Japanese earthquake potentially causes shortages of high tech devices
March 14th, 2011 - 12:25 pm ET by C. D.
In addition to the human and material damage caused by Japans earthquake and corresponding tsunami last Friday, this is a crucial territory for the manufacturing of specific components for the electronics industry, with disruptions likely to last for the coming months.
The earthquake, and notably the following tsunami, has heavily impacted on the Japanese population and economy. While the country is used to earthquakes, the damage caused by the waves is still difficult to evaluate.
Japan is also one of the territories that manufactures electronic components specify used by large globally companies, with the shutdown of production plants surely to have a consequence on both the country’s, and global, economy.
Components like NAND memory chips, LCD and LED displays will surely become more difficult to find on the market, creating shortages in provisioning chains, with the impact possibly even greater for certain in fashion products.
These components are present in a large number of electronic devices, including mobile telephones and tactile tablets, with this likely to have a consequence on the retail price of these devices.
Partial disorganisation, but backup’s exist This could lead to ever increasing price rises by electronic manufacturers. "More than 40% of the global production of NAND memory is manufactured in Japan. It will only take a small slowdown in manufacturing for global prices to sharply spike", warns an analysts Objective Analysis.
And while factories haven’t overly suffered from the earthquake, they are still not able to quickly recommence their production activities due to disorganised transport, human loss and issues with the provisioning of supplies and energy with multiple nuclear reactors currently shut down in the country.

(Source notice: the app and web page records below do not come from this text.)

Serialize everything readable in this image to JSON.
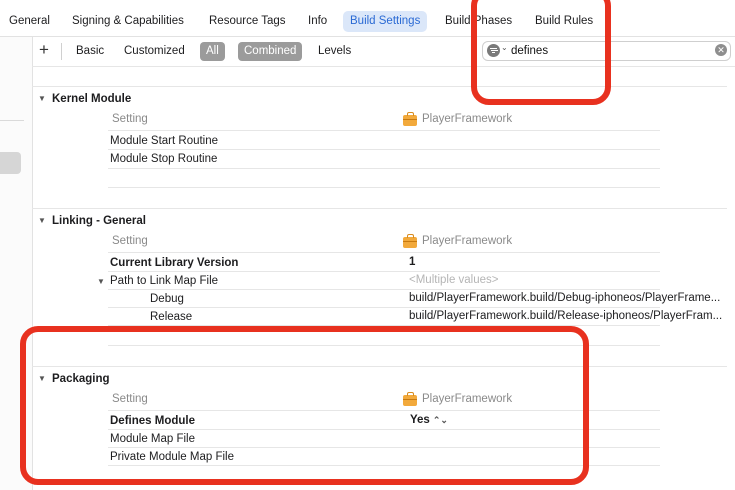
{
  "tabs": [
    {
      "label": "General"
    },
    {
      "label": "Signing & Capabilities"
    },
    {
      "label": "Resource Tags"
    },
    {
      "label": "Info"
    },
    {
      "label": "Build Settings"
    },
    {
      "label": "Build Phases"
    },
    {
      "label": "Build Rules"
    }
  ],
  "filters": {
    "basic": "Basic",
    "customized": "Customized",
    "all": "All",
    "combined": "Combined",
    "levels": "Levels",
    "search_value": "defines"
  },
  "sections": [
    {
      "title": "Kernel Module",
      "setting_header": "Setting",
      "target": "PlayerFramework",
      "rows": [
        {
          "name": "Module Start Routine",
          "value": ""
        },
        {
          "name": "Module Stop Routine",
          "value": ""
        }
      ]
    },
    {
      "title": "Linking - General",
      "setting_header": "Setting",
      "target": "PlayerFramework",
      "rows": [
        {
          "name": "Current Library Version",
          "value": "1"
        },
        {
          "name": "Path to Link Map File",
          "value": "<Multiple values>"
        },
        {
          "name": "Debug",
          "value": "build/PlayerFramework.build/Debug-iphoneos/PlayerFrame..."
        },
        {
          "name": "Release",
          "value": "build/PlayerFramework.build/Release-iphoneos/PlayerFram..."
        }
      ]
    },
    {
      "title": "Packaging",
      "setting_header": "Setting",
      "target": "PlayerFramework",
      "rows": [
        {
          "name": "Defines Module",
          "value": "Yes"
        },
        {
          "name": "Module Map File",
          "value": ""
        },
        {
          "name": "Private Module Map File",
          "value": ""
        }
      ]
    }
  ],
  "colors": {
    "accent": "#2a6ad4",
    "active_tab_bg": "#dbe7f9",
    "annotation_red": "#e8311f",
    "target_icon": "#f2a93b"
  },
  "icons": {
    "add": "plus-icon",
    "filter": "filter-icon",
    "clear": "clear-search-icon",
    "target": "framework-target-icon",
    "disclosure": "chevron-down-icon"
  }
}
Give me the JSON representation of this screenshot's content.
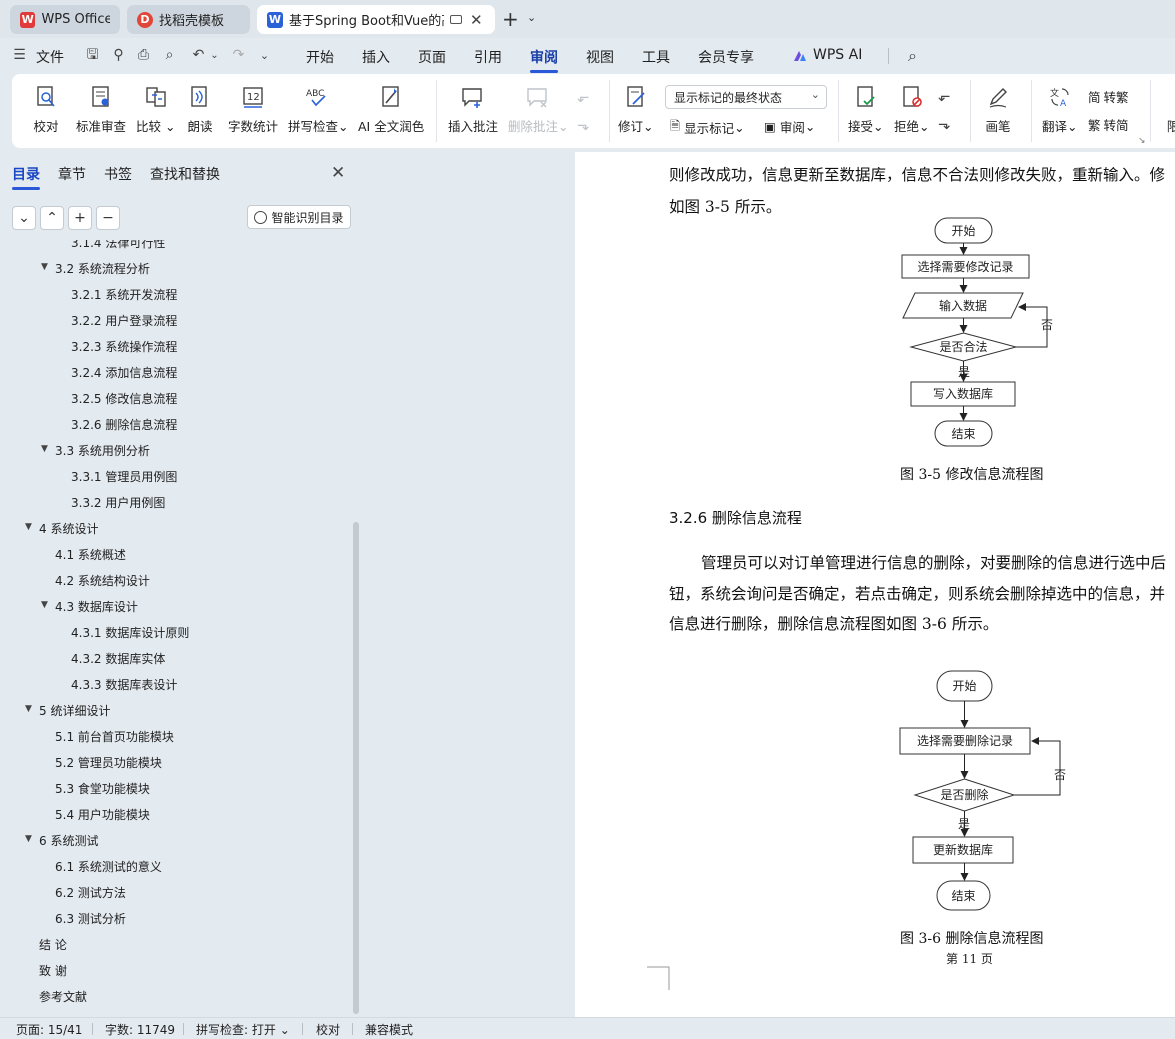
{
  "tabs": [
    {
      "label": "WPS Office",
      "logo": "W",
      "logo_color": "#e03a3a"
    },
    {
      "label": "找稻壳模板",
      "logo": "D",
      "logo_color": "#e0463a"
    },
    {
      "label": "基于Spring Boot和Vue的高",
      "logo": "W",
      "logo_color": "#2b62d8"
    }
  ],
  "menu": {
    "file": "文件",
    "items": [
      "开始",
      "插入",
      "页面",
      "引用",
      "审阅",
      "视图",
      "工具",
      "会员专享",
      "WPS AI"
    ],
    "active": "审阅"
  },
  "ribbon": {
    "proofread": "校对",
    "std_review": "标准审查",
    "compare": "比较",
    "read_aloud": "朗读",
    "word_count": "字数统计",
    "spell_check": "拼写检查",
    "ai_polish": "AI 全文润色",
    "insert_comment": "插入批注",
    "delete_comment": "删除批注",
    "track_changes": "修订",
    "markup_select": "显示标记的最终状态",
    "show_markup": "显示标记",
    "review": "审阅",
    "accept": "接受",
    "reject": "拒绝",
    "pen": "画笔",
    "translate": "翻译",
    "to_traditional": "转繁",
    "to_simplified": "转简",
    "restrict": "限"
  },
  "panel": {
    "tabs": [
      "目录",
      "章节",
      "书签",
      "查找和替换"
    ],
    "smart_btn": "智能识别目录",
    "toc": [
      {
        "text": "3.1.4 法律可行性",
        "level": 3,
        "arrow": false
      },
      {
        "text": "3.2 系统流程分析",
        "level": 2,
        "arrow": true
      },
      {
        "text": "3.2.1 系统开发流程",
        "level": 3,
        "arrow": false
      },
      {
        "text": "3.2.2  用户登录流程",
        "level": 3,
        "arrow": false
      },
      {
        "text": "3.2.3  系统操作流程",
        "level": 3,
        "arrow": false
      },
      {
        "text": "3.2.4  添加信息流程",
        "level": 3,
        "arrow": false
      },
      {
        "text": "3.2.5  修改信息流程",
        "level": 3,
        "arrow": false
      },
      {
        "text": "3.2.6  删除信息流程",
        "level": 3,
        "arrow": false
      },
      {
        "text": "3.3 系统用例分析",
        "level": 2,
        "arrow": true
      },
      {
        "text": "3.3.1 管理员用例图",
        "level": 3,
        "arrow": false
      },
      {
        "text": "3.3.2 用户用例图",
        "level": 3,
        "arrow": false
      },
      {
        "text": "4  系统设计",
        "level": 1,
        "arrow": true
      },
      {
        "text": "4.1  系统概述",
        "level": 2,
        "arrow": false
      },
      {
        "text": "4.2  系统结构设计",
        "level": 2,
        "arrow": false
      },
      {
        "text": "4.3 数据库设计",
        "level": 2,
        "arrow": true
      },
      {
        "text": "4.3.1  数据库设计原则",
        "level": 3,
        "arrow": false
      },
      {
        "text": "4.3.2  数据库实体",
        "level": 3,
        "arrow": false
      },
      {
        "text": "4.3.3  数据库表设计",
        "level": 3,
        "arrow": false
      },
      {
        "text": "5 统详细设计",
        "level": 1,
        "arrow": true
      },
      {
        "text": "5.1 前台首页功能模块",
        "level": 2,
        "arrow": false
      },
      {
        "text": "5.2 管理员功能模块",
        "level": 2,
        "arrow": false
      },
      {
        "text": "5.3 食堂功能模块",
        "level": 2,
        "arrow": false
      },
      {
        "text": "5.4 用户功能模块",
        "level": 2,
        "arrow": false
      },
      {
        "text": "6 系统测试",
        "level": 1,
        "arrow": true
      },
      {
        "text": "6.1 系统测试的意义",
        "level": 2,
        "arrow": false
      },
      {
        "text": "6.2  测试方法",
        "level": 2,
        "arrow": false
      },
      {
        "text": "6.3 测试分析",
        "level": 2,
        "arrow": false
      },
      {
        "text": "结      论",
        "level": 1,
        "arrow": false
      },
      {
        "text": "致      谢",
        "level": 1,
        "arrow": false
      },
      {
        "text": "参考文献",
        "level": 1,
        "arrow": false
      }
    ]
  },
  "doc": {
    "para1_line1": "则修改成功，信息更新至数据库，信息不合法则修改失败，重新输入。修",
    "para1_line2": "如图 3-5 所示。",
    "fig1": {
      "start": "开始",
      "select": "选择需要修改记录",
      "input": "输入数据",
      "decide": "是否合法",
      "no": "否",
      "yes": "是",
      "write": "写入数据库",
      "end": "结束",
      "caption": "图 3-5  修改信息流程图"
    },
    "heading": "3.2.6  删除信息流程",
    "para2_line1": "管理员可以对订单管理进行信息的删除，对要删除的信息进行选中后",
    "para2_line2": "钮，系统会询问是否确定，若点击确定，则系统会删除掉选中的信息，并",
    "para2_line3": "信息进行删除，删除信息流程图如图 3-6 所示。",
    "fig2": {
      "start": "开始",
      "select": "选择需要删除记录",
      "decide": "是否删除",
      "no": "否",
      "yes": "是",
      "update": "更新数据库",
      "end": "结束",
      "caption": "图 3-6  删除信息流程图"
    },
    "page_number": "第  11  页"
  },
  "status": {
    "page": "页面: 15/41",
    "words": "字数: 11749",
    "spell": "拼写检查: 打开",
    "proof": "校对",
    "compat": "兼容模式"
  }
}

In surrounding countries (Taiwan, South Korea), the factories were also stopped for a few hours on the day of the quake, but have all since recommenced their activity, with very little impact on their production.